No, the word isn't "fair," although journalists do have a problem with the word. It's "fag," used by Chicago White Sox manager Ozzie Guillen.
Teddy Greenstein writes in the Chicago Tribune:
After hearing Ozzie Guillen ravage Sun-Times columnist Jay Mariotti before Tuesday night's White Sox game, a few writers pondered their next move.
"There was much discussion in the press box," Daily Southtown columnist Phil Arvia said. "What do we do now?"...
And what was the proper way to handle the quotes? As Arvia noted in his column the next day, Guillen used 14 variations of the f-word, five synonymous for excrement and had a few orders for Mariotti to "kiss my . . . "
Of course, all those profane words pale in comparison to the worst epithet of all.
Tiptoeing through that would be tricky enough. The real question was how to address Guillen's use of the three-letter slang word commonly viewed as a homosexual slur.
Or "the other f-word," as Arvia called it.
Different media outlets struggled with it.
USA Today used it in a news story that ran Thursday. The Sun-Times also played it straight, using it prominently in three stories that appeared Thursday.
The word has appeared only once in the Tribune, and that was in a quote by Kevin Boyer, a spokesman for the Gay Games.
Arvia got the message across to readers by calling the word "a three-letter reference either to Mariotti's sexuality or British slang for a cigarette."
The electronic media also has had different strategies.
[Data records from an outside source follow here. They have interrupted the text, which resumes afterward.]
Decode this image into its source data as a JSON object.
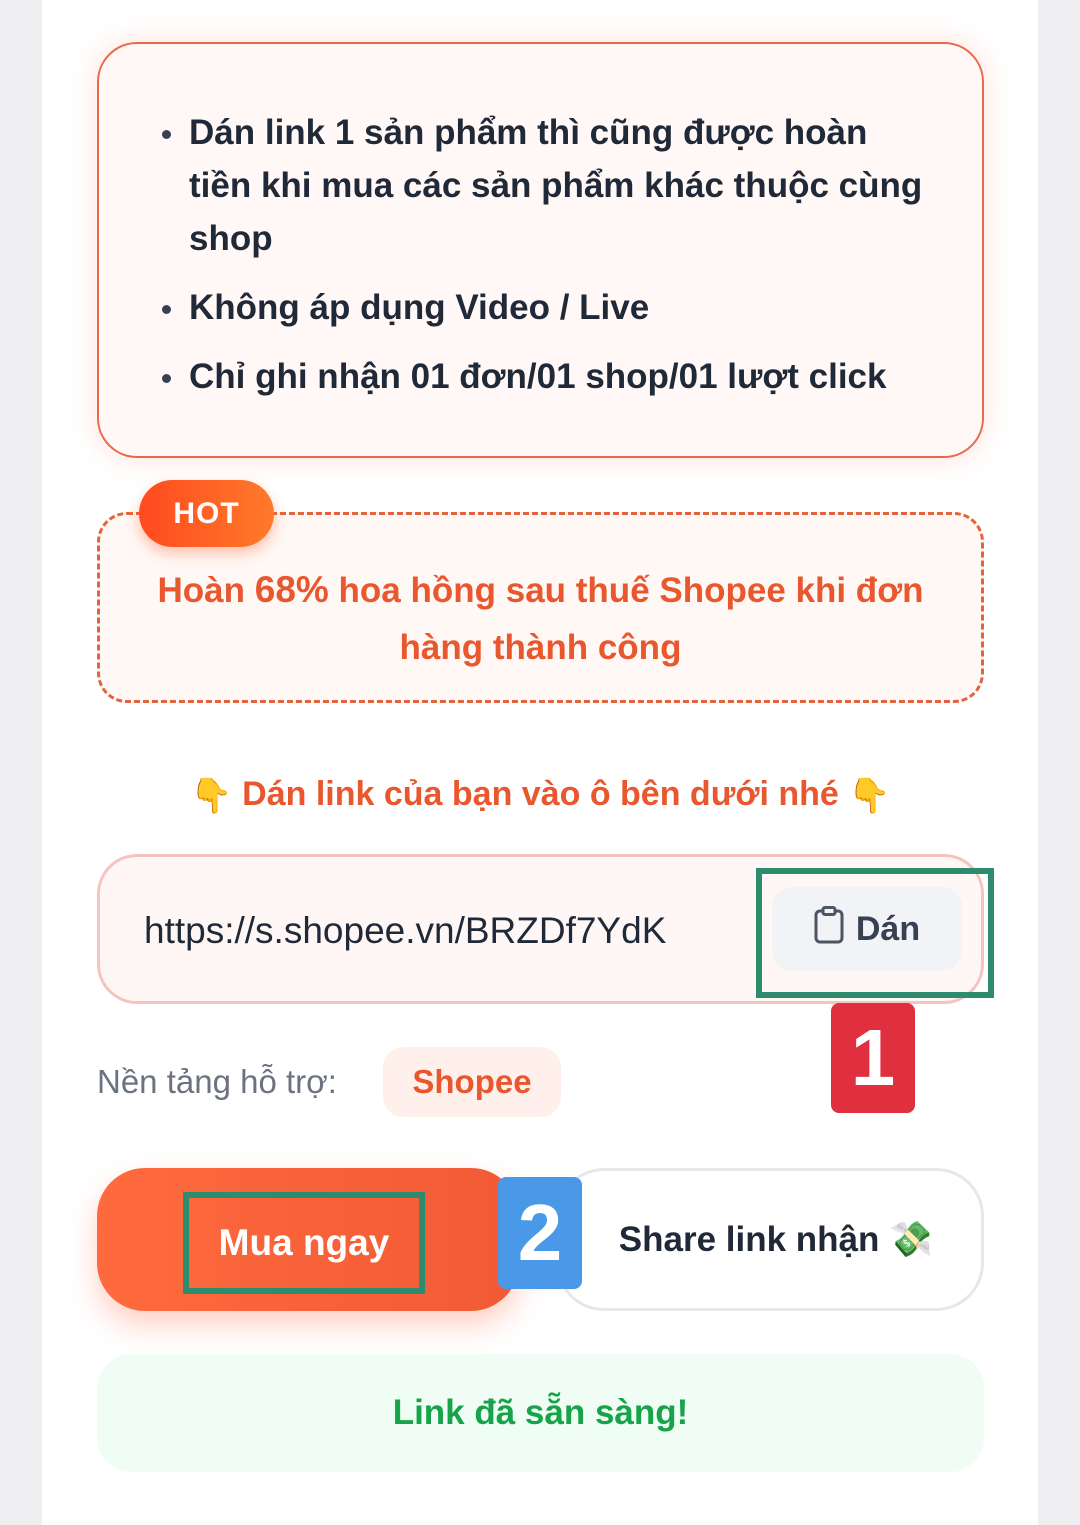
{
  "info": {
    "items": [
      "Dán link 1 sản phẩm thì cũng được hoàn tiền khi mua các sản phẩm khác thuộc cùng shop",
      "Không áp dụng Video / Live",
      "Chỉ ghi nhận 01 đơn/01 shop/01 lượt click"
    ]
  },
  "hot": {
    "badge": "HOT",
    "text_before": "Hoàn ",
    "percent": "68%",
    "text_after": " hoa hồng sau thuế Shopee khi đơn hàng thành công"
  },
  "prompt": {
    "text": " Dán link của bạn vào ô bên dưới nhé ",
    "icon": "👇"
  },
  "input": {
    "value": "https://s.shopee.vn/BRZDf7YdK",
    "paste_label": "Dán",
    "paste_icon": "clipboard-icon"
  },
  "annotations": {
    "step1": "1",
    "step2": "2",
    "frame_color": "#2e8b6e"
  },
  "platform": {
    "label": "Nền tảng hỗ trợ:",
    "chip": "Shopee"
  },
  "actions": {
    "buy_label": "Mua ngay",
    "share_label": "Share link nhận",
    "share_icon": "💸"
  },
  "status": {
    "text": "Link đã sẵn sàng!"
  },
  "colors": {
    "accent": "#e8572e",
    "success": "#16a34a"
  }
}
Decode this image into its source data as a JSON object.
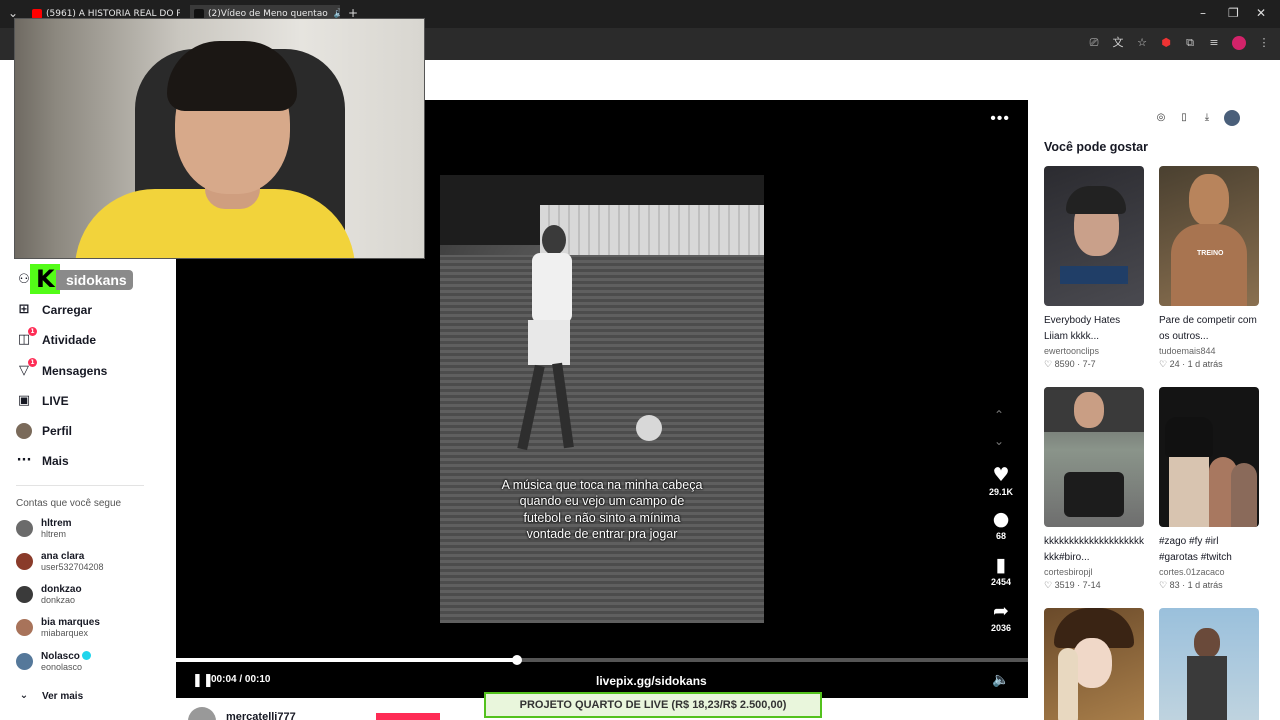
{
  "browser": {
    "tabs": [
      {
        "title": "(5961) A HISTORIA REAL DO P...",
        "favicon_color": "#ff0000"
      },
      {
        "title": "(2)Vídeo de Meno quentao",
        "favicon_color": "#111111"
      }
    ],
    "new_tab_symbol": "+",
    "window_controls": [
      "–",
      "❐",
      "✕"
    ]
  },
  "streamer_overlay": {
    "kick_logo_letter": "K",
    "kick_handle": "sidokans"
  },
  "sidebar": {
    "items": [
      {
        "label": "Carregar",
        "icon": "plus-square-icon",
        "glyph": "⊞"
      },
      {
        "label": "Atividade",
        "icon": "activity-icon",
        "glyph": "◫",
        "badge": "1"
      },
      {
        "label": "Mensagens",
        "icon": "messages-icon",
        "glyph": "▽",
        "badge": "1"
      },
      {
        "label": "LIVE",
        "icon": "live-icon",
        "glyph": "▣"
      },
      {
        "label": "Perfil",
        "icon": "profile-avatar",
        "glyph": ""
      },
      {
        "label": "Mais",
        "icon": "more-icon",
        "glyph": "···"
      }
    ],
    "following_heading": "Contas que você segue",
    "following": [
      {
        "name": "hltrem",
        "handle": "hltrem",
        "color": "#6b6b6b"
      },
      {
        "name": "ana clara",
        "handle": "user532704208",
        "color": "#8a3b2a"
      },
      {
        "name": "donkzao",
        "handle": "donkzao",
        "color": "#3a3a3a"
      },
      {
        "name": "bia marques",
        "handle": "miabarquex",
        "color": "#a8735a"
      },
      {
        "name": "Nolasco",
        "handle": "eonolasco",
        "color": "#55789a",
        "verified": true
      }
    ],
    "see_more": "Ver mais"
  },
  "player": {
    "more_glyph": "•••",
    "caption": "A música que toca na minha cabeça quando eu vejo um campo de futebol e não sinto a mínima vontade de entrar pra jogar",
    "likes": "29.1K",
    "comments": "68",
    "saves": "2454",
    "shares": "2036",
    "current_time": "00:04",
    "duration": "00:10",
    "time_display": "00:04 / 00:10",
    "progress_fraction": 0.4,
    "overlay_link": "livepix.gg/sidokans",
    "project_bar": "PROJETO QUARTO DE LIVE (R$ 18,23/R$ 2.500,00)",
    "comment_author": "mercatelli777"
  },
  "recommendations": {
    "title": "Você pode gostar",
    "items": [
      {
        "title": "Everybody Hates Liiam kkkk...",
        "author": "ewertoonclips",
        "likes": "8590",
        "date": "7-7",
        "bg": "#3b3a3c",
        "accent": "#2c5fa8"
      },
      {
        "title": "Pare de competir com os outros...",
        "author": "tudoemais844",
        "likes": "24",
        "date": "1 d atrás",
        "bg": "#7a6a4a",
        "accent": "#c8a070"
      },
      {
        "title": "kkkkkkkkkkkkkkkkkkkkkkk#biro...",
        "author": "cortesbiropjl",
        "likes": "3519",
        "date": "7-14",
        "bg": "#6e7a6a",
        "accent": "#2a2a2a"
      },
      {
        "title": "#zago #fy #irl #garotas #twitch",
        "author": "cortes.01zacaco",
        "likes": "83",
        "date": "1 d atrás",
        "bg": "#1a1a1a",
        "accent": "#8fb0c8"
      },
      {
        "title": "",
        "author": "",
        "likes": "",
        "date": "",
        "bg": "#b48850",
        "accent": "#e8d8c0"
      },
      {
        "title": "",
        "author": "",
        "likes": "",
        "date": "",
        "bg": "#8ab0c8",
        "accent": "#4a5a6a"
      }
    ]
  }
}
On ESPN News, the word was shown on a graphic. But in reading the quote, anchor J.W. Stewart substituted "blank."
Dan Jiggetts uttered the word at the beginning of Wednesday's "Chicago Tribune Live" on Comcast SportsNet. News director Joe Riley said station officials decided the word should be used once to inform viewers who hadn't read that day's newspaper reports.
"We put the kibosh on it after that," he said.
Have liberals finally found a word worthy of an FCC ban?
On WSCR-AM 670, anchor updates referred to it as a "homosexual slur" in news reports, but some talk-show hosts used the word, which the FCC hasn't banned.
WMVP-AM 1000 general manager Jim Pastor said he tried to steer his on-air talent away from using it.
"Even though it became part of the news story, it's still a politically insensitive word that offends people," he said.